4. Schubert A, Mascha EJ, Bloomfield EL, DeBoer GE, Gupta MK, Ebrahim ZY. Effect of cranial surgery and brain tumour size on emergence from anaesthesia. Anesthesiology. 1996;85:513–21. [PubMed]
5. Benzel EC, Hadden TA, Nossaman BD, Lancon J, Kesterson L. Does sufentanil exacerbate marginal neurological dysfunction? J Neurosurg Anes. 1990;2:50–2. [PubMed]
6. Parr SM, Robinson BJ, Glover PW, Galletly DC. Level of consciousness on arrival in the recovery room and the development of early respiratory morbidity. Anesth Intensive Care. 1991;18:369–72. [PubMed]
7. Crosby G. Central nervous system dysfunction in the perioperative period. Causes and solutions. Refresher Courses Anesthesiol. 1992;20:53–68.
8. Jones MJ. The influence of anaesthetic methods on mental function. Acta Chirug Scand. 1989;550:169–75. [PubMed]
9. Morgan GE, Jr, Mikhail MS, Murray MJ. 4th ed. Ney York: Lange Medical Books/McGraw Hill; 2005. Clinical Anesthesiology; pp. 224–6.
10. Radhakrishnan J, Jesudasan S, Jacob R. Delayed awakening or emergence from anaesthesia. Update Anaesthesia. 2001;13:4–6.
11. Bavbek M, Goksel M. Multiple delayed intracerebral hematoma after ventriculoperitoneal shunting. Turk Norosirurji Dergisi (in Turkish) 1997;7:82–4.
12. Udvarhelyi GB, Wood JH, James AE, Bartelt D. Results and complications in 55 shunted patients with normal pressure hydrocephalus. Surg Neurol. 1975;3:271–5. [PubMed]

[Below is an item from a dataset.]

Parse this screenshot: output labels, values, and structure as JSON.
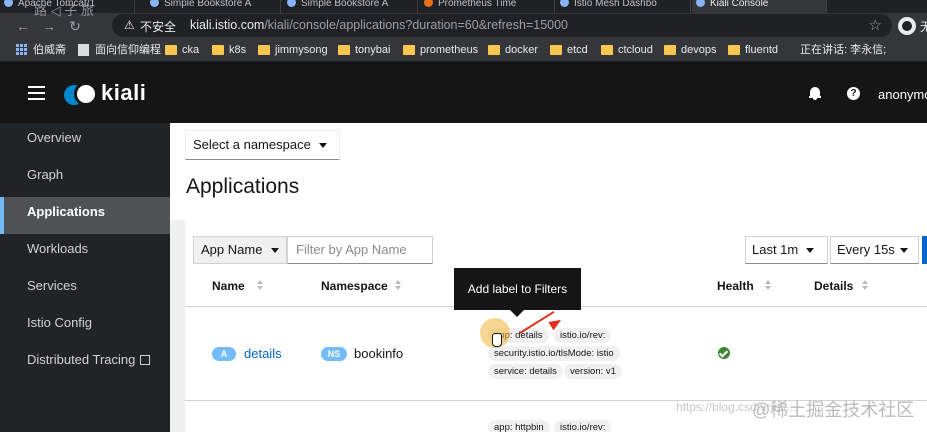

Articles from Indian Journal of Anaesthesia are provided here courtesy of Wolters Kluwer -- Medknow Publications